● WHAT IS REQUIRED:
Say how many lines in the entries contain "icon", giving only the number.

Collected data:
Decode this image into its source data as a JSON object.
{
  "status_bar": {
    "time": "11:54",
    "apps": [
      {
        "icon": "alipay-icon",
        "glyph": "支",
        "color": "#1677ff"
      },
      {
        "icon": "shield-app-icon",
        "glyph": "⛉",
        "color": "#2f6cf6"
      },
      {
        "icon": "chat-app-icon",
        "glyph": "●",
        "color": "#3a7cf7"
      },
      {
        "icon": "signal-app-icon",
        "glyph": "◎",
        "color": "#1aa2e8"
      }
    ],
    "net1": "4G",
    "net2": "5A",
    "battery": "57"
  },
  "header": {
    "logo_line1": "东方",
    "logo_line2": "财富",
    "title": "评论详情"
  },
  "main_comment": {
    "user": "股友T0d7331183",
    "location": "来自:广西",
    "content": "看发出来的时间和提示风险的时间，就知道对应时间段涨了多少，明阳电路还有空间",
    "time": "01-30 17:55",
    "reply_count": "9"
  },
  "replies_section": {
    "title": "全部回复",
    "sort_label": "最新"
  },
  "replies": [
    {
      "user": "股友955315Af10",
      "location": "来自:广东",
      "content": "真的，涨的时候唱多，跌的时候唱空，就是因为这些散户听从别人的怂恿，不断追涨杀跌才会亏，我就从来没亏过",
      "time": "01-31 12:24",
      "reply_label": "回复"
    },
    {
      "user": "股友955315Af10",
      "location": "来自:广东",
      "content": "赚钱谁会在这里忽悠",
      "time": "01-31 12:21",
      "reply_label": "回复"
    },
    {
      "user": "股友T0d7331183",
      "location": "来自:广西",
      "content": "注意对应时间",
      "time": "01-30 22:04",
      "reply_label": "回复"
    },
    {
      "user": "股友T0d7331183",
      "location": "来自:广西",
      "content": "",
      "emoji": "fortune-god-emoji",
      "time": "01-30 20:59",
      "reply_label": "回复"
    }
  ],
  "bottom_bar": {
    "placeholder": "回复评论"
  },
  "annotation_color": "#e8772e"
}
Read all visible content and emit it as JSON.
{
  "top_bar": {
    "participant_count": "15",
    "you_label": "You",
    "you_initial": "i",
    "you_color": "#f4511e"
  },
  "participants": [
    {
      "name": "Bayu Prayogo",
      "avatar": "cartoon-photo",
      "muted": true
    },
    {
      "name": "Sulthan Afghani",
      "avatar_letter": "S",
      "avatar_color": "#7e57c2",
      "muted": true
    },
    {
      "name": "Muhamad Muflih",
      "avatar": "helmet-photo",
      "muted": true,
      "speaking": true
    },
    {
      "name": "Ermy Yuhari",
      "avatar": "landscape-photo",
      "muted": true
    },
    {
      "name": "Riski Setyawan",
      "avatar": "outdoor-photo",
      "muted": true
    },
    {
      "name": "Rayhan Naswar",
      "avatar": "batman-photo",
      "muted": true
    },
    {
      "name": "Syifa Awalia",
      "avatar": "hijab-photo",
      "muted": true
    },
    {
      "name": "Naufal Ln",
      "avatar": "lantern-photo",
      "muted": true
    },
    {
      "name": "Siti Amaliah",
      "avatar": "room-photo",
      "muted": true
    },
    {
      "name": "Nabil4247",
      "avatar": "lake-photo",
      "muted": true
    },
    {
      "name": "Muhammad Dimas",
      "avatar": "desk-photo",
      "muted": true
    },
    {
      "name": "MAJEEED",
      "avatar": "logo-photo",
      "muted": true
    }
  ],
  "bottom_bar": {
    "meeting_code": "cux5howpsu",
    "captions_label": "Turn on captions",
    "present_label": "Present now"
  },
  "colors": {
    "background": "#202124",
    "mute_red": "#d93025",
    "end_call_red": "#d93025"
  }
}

● YOUR SOLUTION:
4